PS: Needless to say, I’ve blogged about this topic before.
And I close with another Yikes! Just because this really hit a nerve with me.
Posted in Education & Employability Tagged with: employability, employers, graduates, higher education, skills, work, young people
Today I am at a local employability fair, organised by our local council. I volunteered, after finding out about it in a newsletter. So I called them up, and offered giving advice for young job seekers on how to – and how not to – use social media in their job hunt.
As I don’t like handing out paper handouts, I’ve decided to use my blog (and Twitter) as a way to summarise my hints and tips – and comment on any results. I’ll be using the hashtag #cipdl2w for this, as I’m supporting the CIPD’s Learning to Work initiative – and this day is spent with our key stakeholder group – those young people…
I will update the blog throughout the day, from about 10.30 t0 13.30 (hoping someone will actually ask me any questions…)
Update 11:25: Things are going slow, as it’s sunny and shoppers are passing us by rushing their Saturday shopping. So I took to the opportunity to have a chat with the stand next to me, where youth work apprentice Katie is representing www.action4youth.org, an organisation that helps young people realise their potential by providing Summer activities, such as the National Citizen Service, and local community projects. Katie is on a one-year apprenticeship after finishing school. We talked about the challenges of choosing not to go to university, but to pursue what is clearly a professional vocation – helping young people learn new skills and gaining qualifications. Having worked with HE students all of my professional life, it was both refreshing and very interesting to see the world of work in a new light.

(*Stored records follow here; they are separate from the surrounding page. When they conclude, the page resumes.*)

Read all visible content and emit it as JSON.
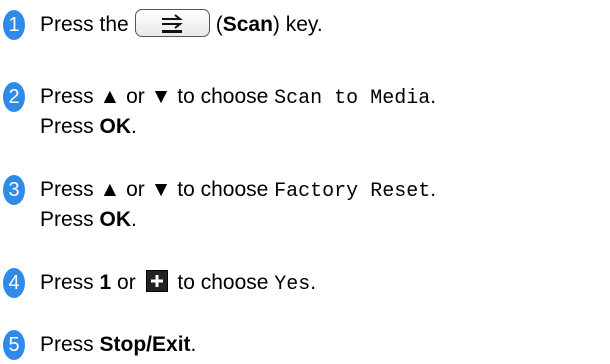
{
  "accent_color": "#2f8ae8",
  "steps": [
    {
      "number": "1",
      "pre": "Press the",
      "key_icon": "scan-icon",
      "paren_open": "(",
      "key_name": "Scan",
      "post": ") key."
    },
    {
      "number": "2",
      "pre": "Press ▲ or ▼ to choose ",
      "mono": "Scan to Media",
      "post": ".",
      "press": "Press ",
      "ok": "OK",
      "end": "."
    },
    {
      "number": "3",
      "pre": "Press ▲ or ▼ to choose ",
      "mono": "Factory Reset",
      "post": ".",
      "press": "Press ",
      "ok": "OK",
      "end": "."
    },
    {
      "number": "4",
      "pre": "Press ",
      "bold1": "1",
      "mid": " or ",
      "key_icon": "plus-key-icon",
      "post": " to choose ",
      "mono": "Yes",
      "end": "."
    },
    {
      "number": "5",
      "pre": "Press ",
      "bold": "Stop/Exit",
      "end": "."
    }
  ]
}
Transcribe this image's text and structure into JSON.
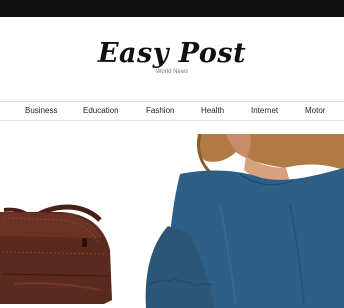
{
  "site": {
    "title": "Easy Post",
    "tagline": "World News"
  },
  "nav": {
    "items": [
      {
        "label": "Business"
      },
      {
        "label": "Education"
      },
      {
        "label": "Fashion"
      },
      {
        "label": "Health"
      },
      {
        "label": "Internet"
      },
      {
        "label": "Motor"
      }
    ]
  },
  "colors": {
    "topbar": "#111111",
    "background": "#ffffff",
    "nav_border": "#e3e3e3",
    "text": "#222222",
    "bag_leather": "#5a2a1e",
    "shirt_blue": "#2e5f86"
  },
  "hero": {
    "image_subjects": [
      "brown-leather-handbag",
      "woman-in-blue-blouse"
    ]
  }
}
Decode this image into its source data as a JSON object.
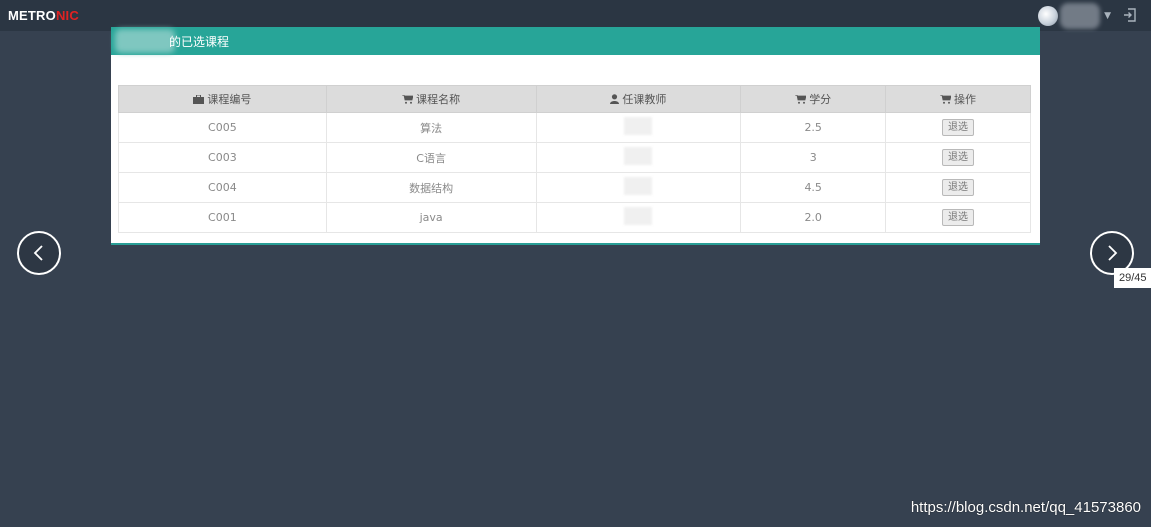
{
  "topbar": {
    "logo_main": "METRO",
    "logo_accent": "NIC"
  },
  "portlet": {
    "title": "的已选课程"
  },
  "table": {
    "headers": [
      {
        "icon": "briefcase-icon",
        "label": "课程编号"
      },
      {
        "icon": "cart-icon",
        "label": "课程名称"
      },
      {
        "icon": "user-icon",
        "label": "任课教师"
      },
      {
        "icon": "cart-icon",
        "label": "学分"
      },
      {
        "icon": "cart-icon",
        "label": "操作"
      }
    ],
    "rows": [
      {
        "code": "C005",
        "name": "算法",
        "teacher": "",
        "credit": "2.5",
        "action": "退选"
      },
      {
        "code": "C003",
        "name": "C语言",
        "teacher": "",
        "credit": "3",
        "action": "退选"
      },
      {
        "code": "C004",
        "name": "数据结构",
        "teacher": "",
        "credit": "4.5",
        "action": "退选"
      },
      {
        "code": "C001",
        "name": "java",
        "teacher": "",
        "credit": "2.0",
        "action": "退选"
      }
    ]
  },
  "gallery": {
    "counter": "29/45"
  },
  "watermark": "https://blog.csdn.net/qq_41573860",
  "colors": {
    "page_bg": "#364150",
    "topbar_bg": "#2b3643",
    "header_teal": "#27a598",
    "logo_accent": "#e02222"
  }
}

With the current generation of young people having been given the impression that the only way to professional success is higher education, I found Katie’s perspective, and choice not only interesting, but also admirable – by not choosing the path tread by virtually everyone else, but to focus on what is important to her. And as my lesson for today so far, it’s nice to have a reminder what’s actually really important in the world of career decision making – and that is to do what you believe in.

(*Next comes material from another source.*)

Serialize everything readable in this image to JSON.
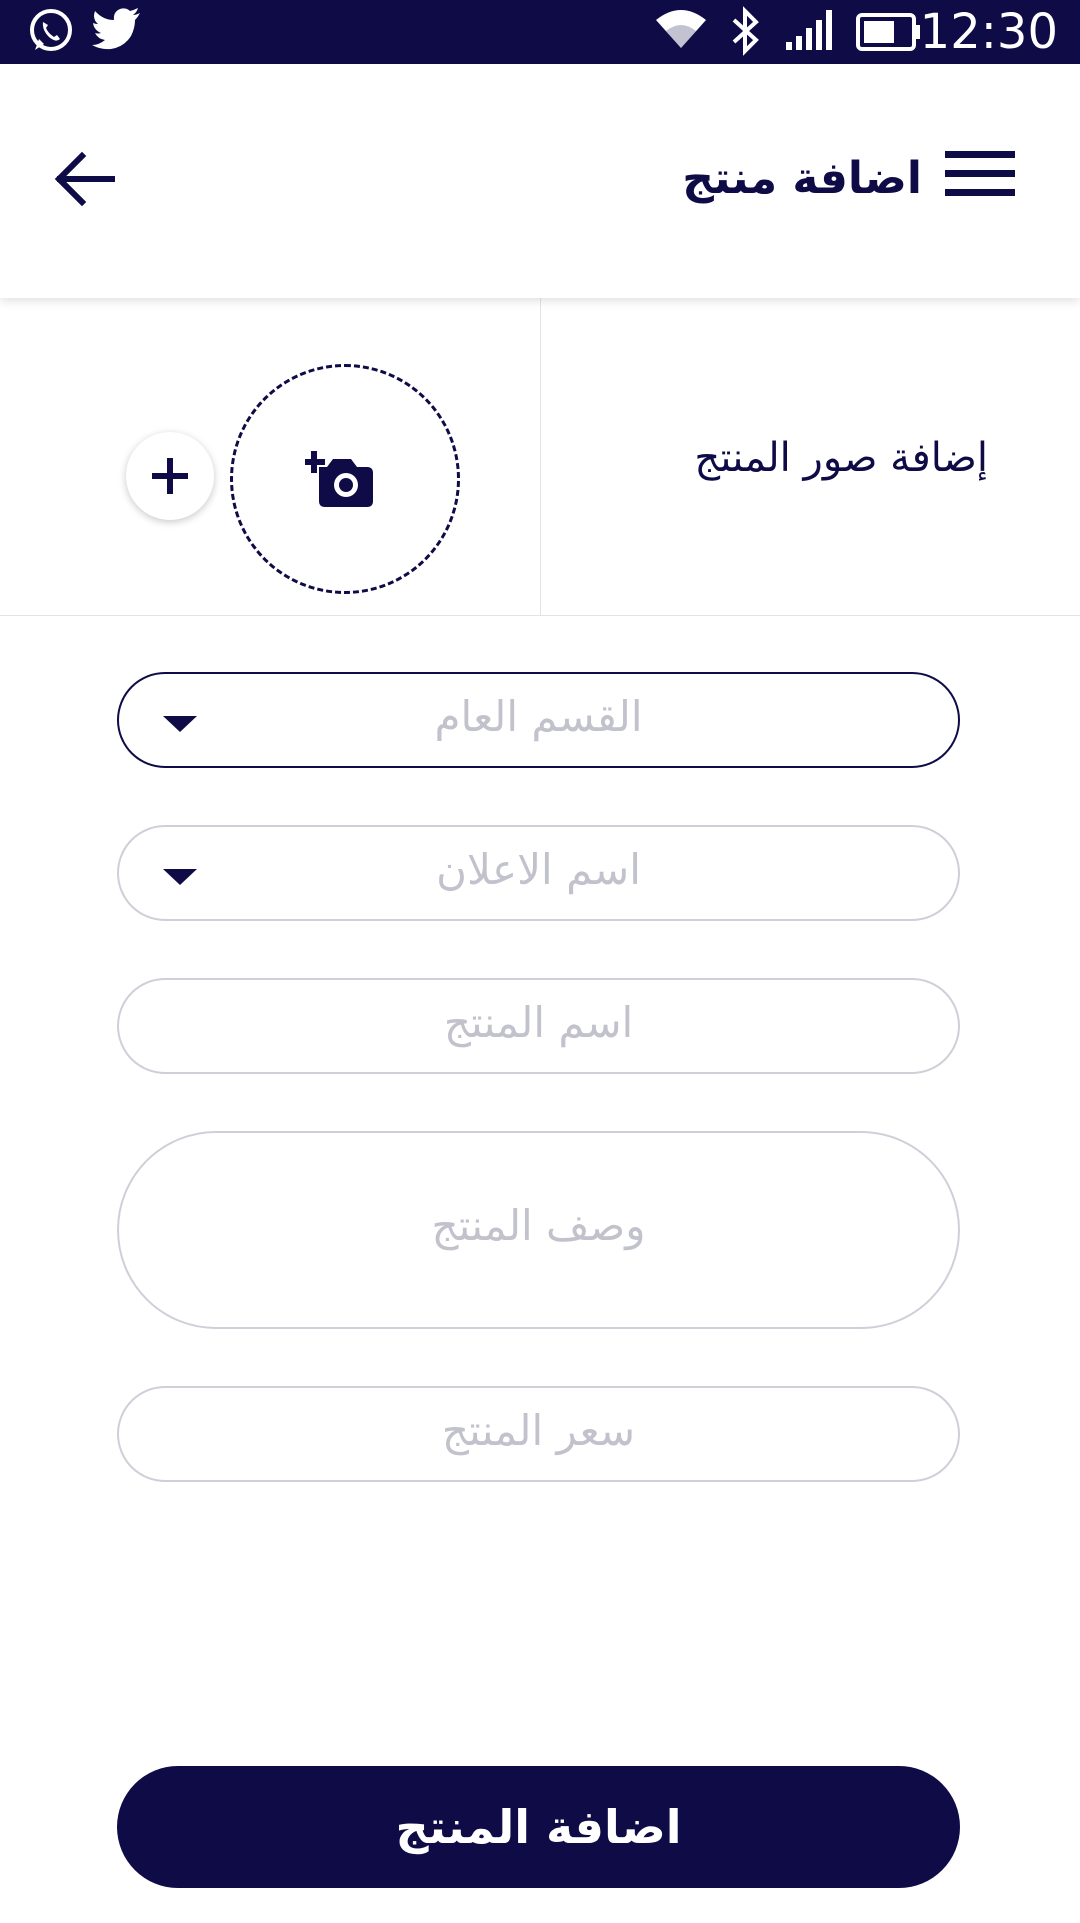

Update 11:50: Interview with the organiser of today’s fair
Mel, who works for the local council, has organised this fair, because she wants to do something about youth unemployment, bringing together local partners and providers. It’s part of the local child poverty strategy – and Mel has organised similar events before, and will do so again. The fair makes excellent use of the footfall in a busy shopping mall, trying to access young people ‘hanging about town’ on a sunny Saturday. The aim is to get young people registering with the national apprenticeship service (www.apprenticeships.org.uk), sign up for workshops and training. And it’s great to see Mel at work, helping – often parents, thinking of their children – bridge that chasm between school, and the world of work. I join her on the now busy front desk, where requests from all demographics of the local community are coming in. What I really like about her and the fair she has organised, is the obvious enthusiasm and genuine passion Mel shows for this endeavour. What I’ve learnt from this is, is that opportunities to engage with – and help – the employability agenda are sometimes just around the corner.

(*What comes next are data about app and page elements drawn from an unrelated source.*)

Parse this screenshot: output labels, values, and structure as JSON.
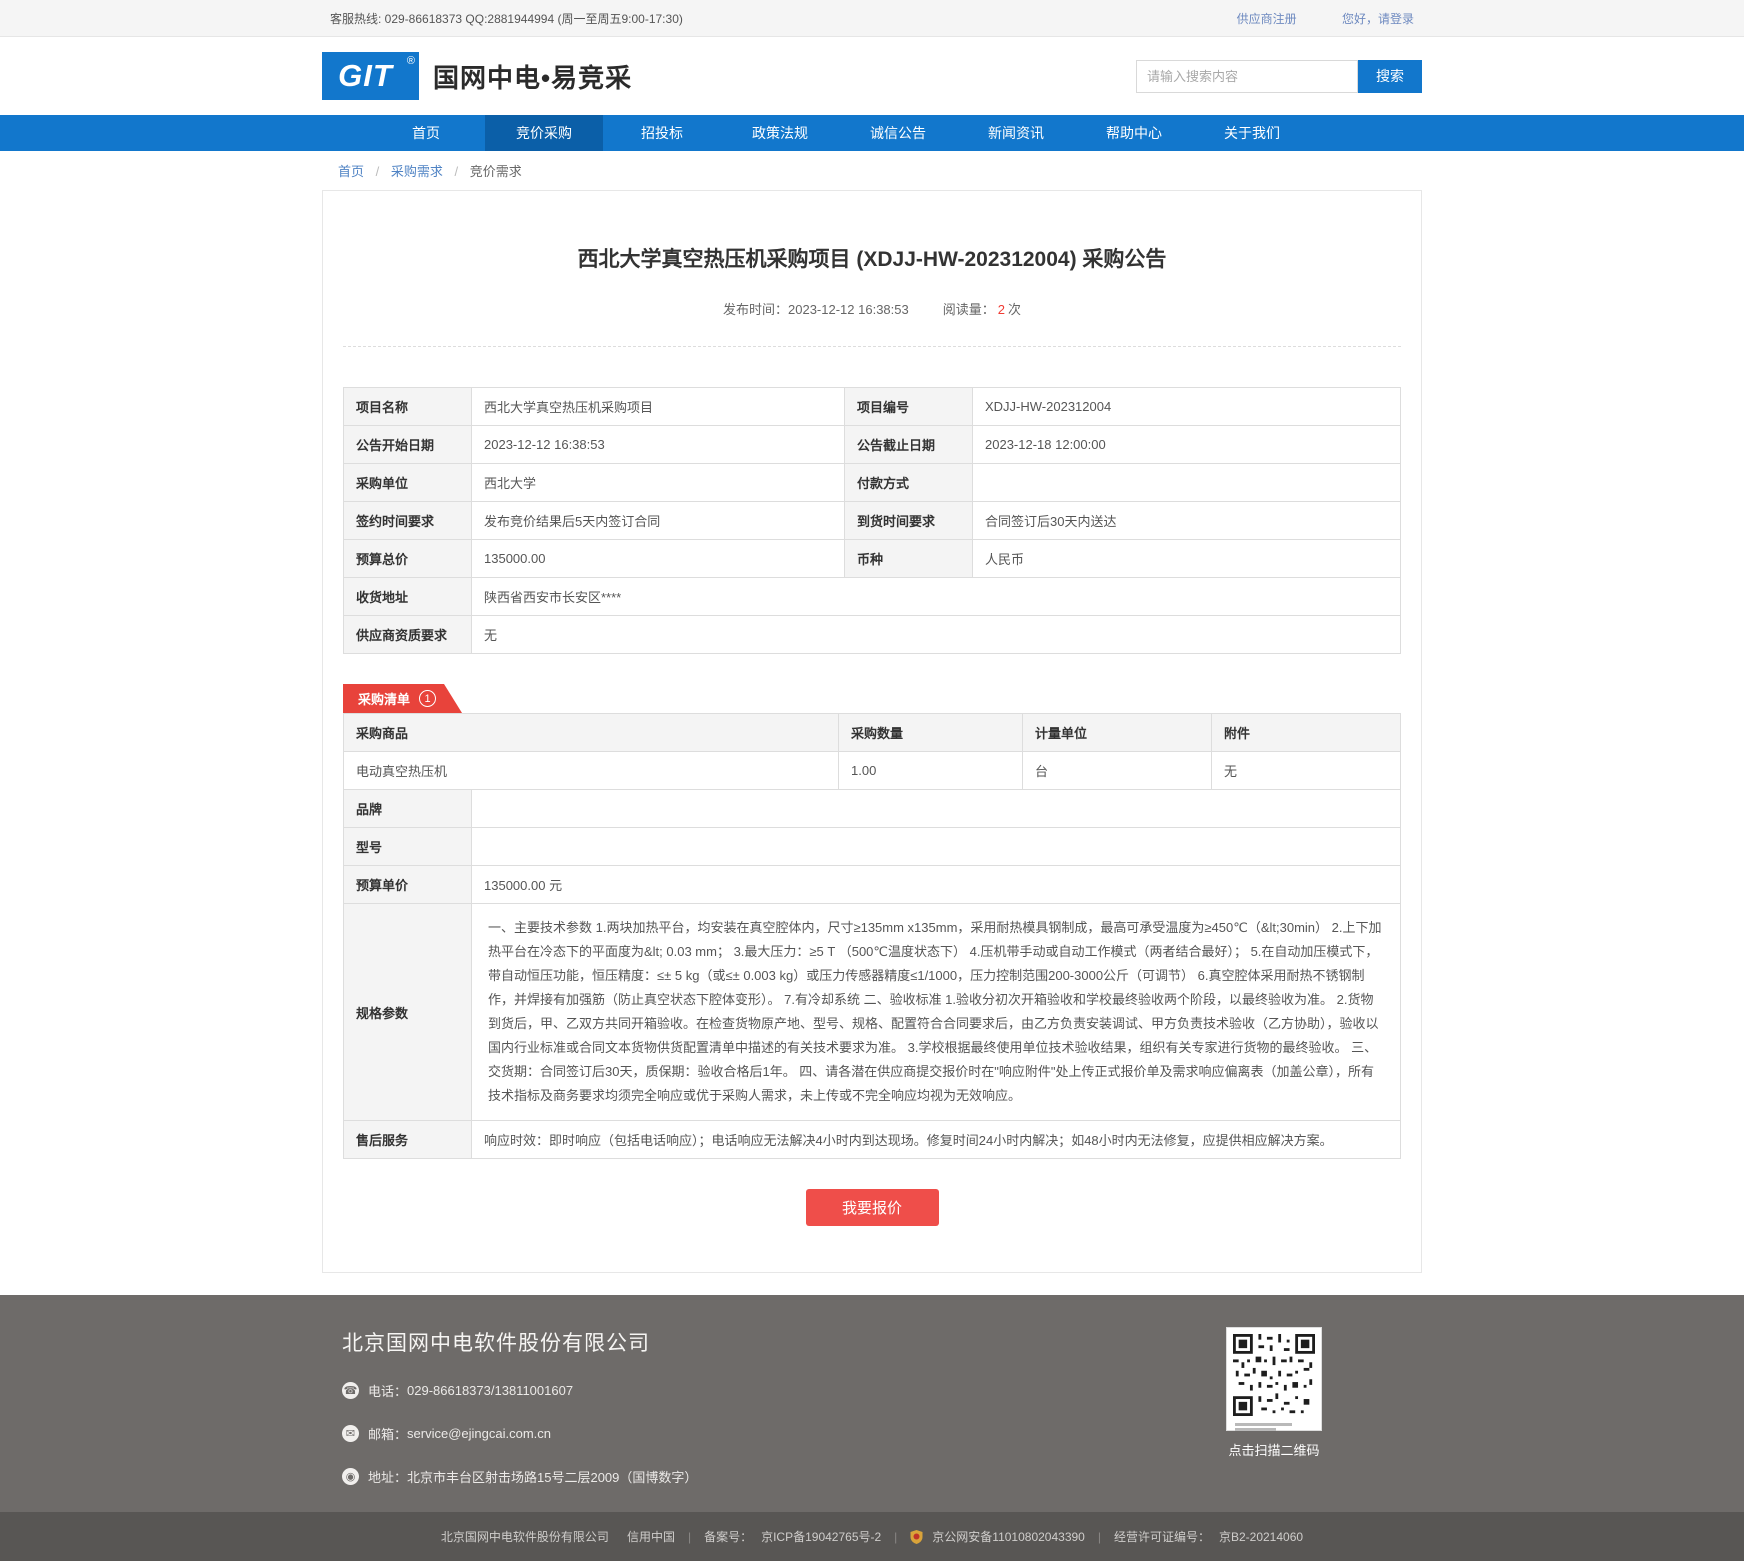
{
  "topbar": {
    "hotline": "客服热线: 029-86618373 QQ:2881944994 (周一至周五9:00-17:30)",
    "register_link": "供应商注册",
    "login_link": "您好，请登录"
  },
  "header": {
    "logo_text": "GIT",
    "logo_reg": "®",
    "site_name": "国网中电•易竞采",
    "search": {
      "placeholder": "请输入搜索内容",
      "button_label": "搜索"
    }
  },
  "nav": {
    "items": [
      {
        "label": "首页",
        "active": false
      },
      {
        "label": "竞价采购",
        "active": true
      },
      {
        "label": "招投标",
        "active": false
      },
      {
        "label": "政策法规",
        "active": false
      },
      {
        "label": "诚信公告",
        "active": false
      },
      {
        "label": "新闻资讯",
        "active": false
      },
      {
        "label": "帮助中心",
        "active": false
      },
      {
        "label": "关于我们",
        "active": false
      }
    ]
  },
  "breadcrumb": {
    "home": "首页",
    "level1": "采购需求",
    "current": "竞价需求",
    "separator": "/"
  },
  "notice": {
    "title": "西北大学真空热压机采购项目 (XDJJ-HW-202312004) 采购公告",
    "publish_label": "发布时间：",
    "publish_time": "2023-12-12 16:38:53",
    "views_label": "阅读量：",
    "views_value": "2",
    "views_unit": "次"
  },
  "info_table": {
    "rows": [
      {
        "label1": "项目名称",
        "value1": "西北大学真空热压机采购项目",
        "label2": "项目编号",
        "value2": "XDJJ-HW-202312004"
      },
      {
        "label1": "公告开始日期",
        "value1": "2023-12-12 16:38:53",
        "label2": "公告截止日期",
        "value2": "2023-12-18 12:00:00"
      },
      {
        "label1": "采购单位",
        "value1": "西北大学",
        "label2": "付款方式",
        "value2": ""
      },
      {
        "label1": "签约时间要求",
        "value1": "发布竞价结果后5天内签订合同",
        "label2": "到货时间要求",
        "value2": "合同签订后30天内送达"
      },
      {
        "label1": "预算总价",
        "value1": "135000.00",
        "label2": "币种",
        "value2": "人民币"
      },
      {
        "label1": "收货地址",
        "value1": "陕西省西安市长安区****"
      },
      {
        "label1": "供应商资质要求",
        "value1": "无"
      }
    ]
  },
  "purchase_list": {
    "tag_label": "采购清单",
    "tag_count": "1",
    "headers": [
      "采购商品",
      "采购数量",
      "计量单位",
      "附件"
    ],
    "item": {
      "name": "电动真空热压机",
      "quantity": "1.00",
      "unit": "台",
      "attachment": "无"
    },
    "details": [
      {
        "label": "品牌",
        "value": ""
      },
      {
        "label": "型号",
        "value": ""
      },
      {
        "label": "预算单价",
        "value": "135000.00 元"
      },
      {
        "label": "规格参数",
        "value": "一、主要技术参数 1.两块加热平台，均安装在真空腔体内，尺寸≥135mm x135mm，采用耐热模具钢制成，最高可承受温度为≥450℃（&lt;30min） 2.上下加热平台在冷态下的平面度为&lt; 0.03 mm； 3.最大压力：≥5 T （500℃温度状态下） 4.压机带手动或自动工作模式（两者结合最好）； 5.在自动加压模式下，带自动恒压功能，恒压精度：≤± 5 kg（或≤± 0.003 kg）或压力传感器精度≤1/1000，压力控制范围200-3000公斤（可调节） 6.真空腔体采用耐热不锈钢制作，并焊接有加强筋（防止真空状态下腔体变形）。 7.有冷却系统 二、验收标准 1.验收分初次开箱验收和学校最终验收两个阶段，以最终验收为准。 2.货物到货后，甲、乙双方共同开箱验收。在检查货物原产地、型号、规格、配置符合合同要求后，由乙方负责安装调试、甲方负责技术验收（乙方协助），验收以国内行业标准或合同文本货物供货配置清单中描述的有关技术要求为准。 3.学校根据最终使用单位技术验收结果，组织有关专家进行货物的最终验收。 三、交货期：合同签订后30天，质保期：验收合格后1年。 四、请各潜在供应商提交报价时在\"响应附件\"处上传正式报价单及需求响应偏离表（加盖公章），所有技术指标及商务要求均须完全响应或优于采购人需求，未上传或不完全响应均视为无效响应。"
      },
      {
        "label": "售后服务",
        "value": "响应时效：即时响应（包括电话响应）；电话响应无法解决4小时内到达现场。修复时间24小时内解决；如48小时内无法修复，应提供相应解决方案。"
      }
    ]
  },
  "quote_button_label": "我要报价",
  "footer": {
    "company": "北京国网中电软件股份有限公司",
    "phone_label": "电话：",
    "phone": "029-86618373/13811001607",
    "email_label": "邮箱：",
    "email": "service@ejingcai.com.cn",
    "address_label": "地址：",
    "address": "北京市丰台区射击场路15号二层2009（国博数字）",
    "qr_caption": "点击扫描二维码"
  },
  "bottom_bar": {
    "company": "北京国网中电软件股份有限公司",
    "credit": "信用中国",
    "icp_label": "备案号：",
    "icp": "京ICP备19042765号-2",
    "police": "京公网安备11010802043390",
    "license_label": "经营许可证编号：",
    "license": "京B2-20214060"
  },
  "colors": {
    "primary_blue": "#1277cc",
    "active_nav_blue": "#0b5fa8",
    "ribbon_red": "#e8433b",
    "price_red": "#f03c34",
    "button_red": "#ef4e4a",
    "footer_gray": "#6e6b69",
    "bottombar_gray": "#585654"
  }
}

For the final update, from the morning after go here.
Posted in Education & Employability, Social Media Tagged with: CIPD, employability, Learning to work, social media, young people